Funding for the Visitors Bureau and its work ever since it was established by law about 10-years ago as a semi-autonomous agency has been a critical point of argument by lawmakers every time they review the annual budget.
One major criticism that always surfaced during budget hearings was the $90,000 annual salary for the agency’s executive director and did not include other benefits such as housing. This is referring to hearings involving former director of the Visitors Bureau, David Vaeafe who left the post in Nov of last year, when his contract was not renewed by a new ASVB board of directors.
But the question posed during the forum with the candidates — as pointed out correctly by one of the three-moderators — is the importance of this question given the government’s involvement in tourism, which started in the past as a small division within the Commerce Department, later becoming the Office of Tourism and now a semi-autonomous agency, which is supposed to finance its own budget, but ASG continues to provide a budget for the agency.
The three teams who participated in the forum were: I’aulualo Fa’afetai Talia for governor and Tapaau Dan Mageo Aga as lieutenant governor; Sen. Nuanuaolefeagaiga Saoluaga Nua for governor and Tapumanaia Galu Satele Jr., for lieutenant governor; and Lt. Gov. Lemon Palepoi Sialega Mauga for governor and Talauega Eleasalo Va’alele Ale for lieutenant governor.
The question was first directed to the I’aulualo and Tapaau team, and I’aulualo responded, “We talk a lot about tourism, [but] the truth is, the government has not lived up to its obligation to the tourism industry.”
“I really think that the Visitors Bureau should be under the Chamber of Commerce [which] should be fully involved,” he said noting that funding infrastructure is most important and that’s the government’s responsibility in promoting tourism.
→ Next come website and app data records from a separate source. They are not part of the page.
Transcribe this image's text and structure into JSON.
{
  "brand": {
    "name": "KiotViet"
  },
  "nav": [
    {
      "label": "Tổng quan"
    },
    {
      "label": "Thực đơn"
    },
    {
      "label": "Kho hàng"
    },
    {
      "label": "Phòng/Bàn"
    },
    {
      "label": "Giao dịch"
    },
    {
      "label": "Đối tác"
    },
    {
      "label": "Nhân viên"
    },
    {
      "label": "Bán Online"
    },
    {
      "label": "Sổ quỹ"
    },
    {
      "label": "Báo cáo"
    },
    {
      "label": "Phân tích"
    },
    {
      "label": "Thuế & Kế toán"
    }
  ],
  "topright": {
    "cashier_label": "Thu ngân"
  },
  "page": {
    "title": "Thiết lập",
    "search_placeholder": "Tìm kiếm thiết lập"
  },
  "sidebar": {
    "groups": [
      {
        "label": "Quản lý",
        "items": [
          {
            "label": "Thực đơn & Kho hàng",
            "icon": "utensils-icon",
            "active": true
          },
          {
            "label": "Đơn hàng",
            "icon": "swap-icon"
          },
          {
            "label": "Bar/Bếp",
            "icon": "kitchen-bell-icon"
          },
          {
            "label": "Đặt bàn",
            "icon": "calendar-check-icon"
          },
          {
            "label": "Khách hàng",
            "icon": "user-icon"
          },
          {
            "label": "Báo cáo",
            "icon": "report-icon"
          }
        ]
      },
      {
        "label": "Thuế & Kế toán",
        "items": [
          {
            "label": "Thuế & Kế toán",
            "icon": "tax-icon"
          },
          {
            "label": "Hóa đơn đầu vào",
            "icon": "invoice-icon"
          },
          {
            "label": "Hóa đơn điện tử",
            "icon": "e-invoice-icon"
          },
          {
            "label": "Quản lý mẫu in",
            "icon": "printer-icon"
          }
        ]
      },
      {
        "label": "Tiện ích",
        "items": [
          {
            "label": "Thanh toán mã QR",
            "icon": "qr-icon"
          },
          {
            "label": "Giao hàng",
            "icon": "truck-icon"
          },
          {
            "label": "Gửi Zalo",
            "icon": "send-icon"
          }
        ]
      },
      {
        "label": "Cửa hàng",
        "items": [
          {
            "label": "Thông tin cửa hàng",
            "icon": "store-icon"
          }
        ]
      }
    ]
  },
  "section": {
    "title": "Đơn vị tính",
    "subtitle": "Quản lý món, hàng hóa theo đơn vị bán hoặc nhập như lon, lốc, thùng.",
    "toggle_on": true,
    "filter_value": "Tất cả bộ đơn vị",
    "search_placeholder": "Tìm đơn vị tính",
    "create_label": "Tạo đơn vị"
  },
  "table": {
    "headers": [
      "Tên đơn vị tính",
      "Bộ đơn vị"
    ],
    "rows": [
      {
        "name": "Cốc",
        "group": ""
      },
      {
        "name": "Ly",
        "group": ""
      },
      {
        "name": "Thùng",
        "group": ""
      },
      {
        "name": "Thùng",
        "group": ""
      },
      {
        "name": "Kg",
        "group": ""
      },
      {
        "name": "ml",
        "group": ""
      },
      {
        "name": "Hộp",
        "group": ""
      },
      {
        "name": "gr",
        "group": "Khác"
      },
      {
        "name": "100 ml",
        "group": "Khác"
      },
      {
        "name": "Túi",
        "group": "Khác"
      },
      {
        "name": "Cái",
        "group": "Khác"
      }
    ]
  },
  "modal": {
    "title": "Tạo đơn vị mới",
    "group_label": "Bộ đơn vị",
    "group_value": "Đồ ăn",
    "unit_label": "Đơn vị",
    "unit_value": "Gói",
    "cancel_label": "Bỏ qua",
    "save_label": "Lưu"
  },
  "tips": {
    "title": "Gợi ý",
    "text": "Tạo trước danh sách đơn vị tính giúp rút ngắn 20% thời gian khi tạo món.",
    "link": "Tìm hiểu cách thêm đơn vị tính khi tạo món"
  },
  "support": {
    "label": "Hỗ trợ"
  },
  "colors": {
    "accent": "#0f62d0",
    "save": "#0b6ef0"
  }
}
In his response, Talauega said, “Lemanu and I strongly believe that the tourism business in American Samoa, is not just the government’s to control. It’s you. We are tourism.”
“We have a culture that is unique. People want to come here to see us live our life. I said this before and I’m so proud to say it, that our culture is a living culture,” he said. “It’s not a museum culture that only shows up when special things happen. We live the fa’aSamoa and we are so proud to do it.”
He suggested to the private sector, “Don’t let government control what you do to grow your business. Don’t let government get in the way.”
That’s the problem that we have. Too much government,” he declared. “We need government to get away and allow you the private sector to innovate, to do your thing, only you know how to make money.”
“Government doesn't make money. They take money from you,” he told the private sector. “And we need to remember that.”
Responding for the Nua and Satele team, Tapumnaia recalled when he was a lawmaker and an interesting issue which surface regarding the Visitors Bureau was the executive director’s salary of $90,000 - along with other benefits.
With a high salary, Tapumanaia said the “only results that I saw, is that we increased the level of cruise ships that came in. There was no infrastructure challenge to try to help local people maximize the dollars of the tourism industry.”
“We may have brought more people here, but in reality” only about 20% of the passengers disembarked to shore, and there were very limited places for them to go.
“The only thing they had was a bus ride — from one-side of the island to the other side of the island. But yet we have a rich culture. We need to promote our culture,” he said. (See yesterday’s edition on other facets of the tourism industry question.)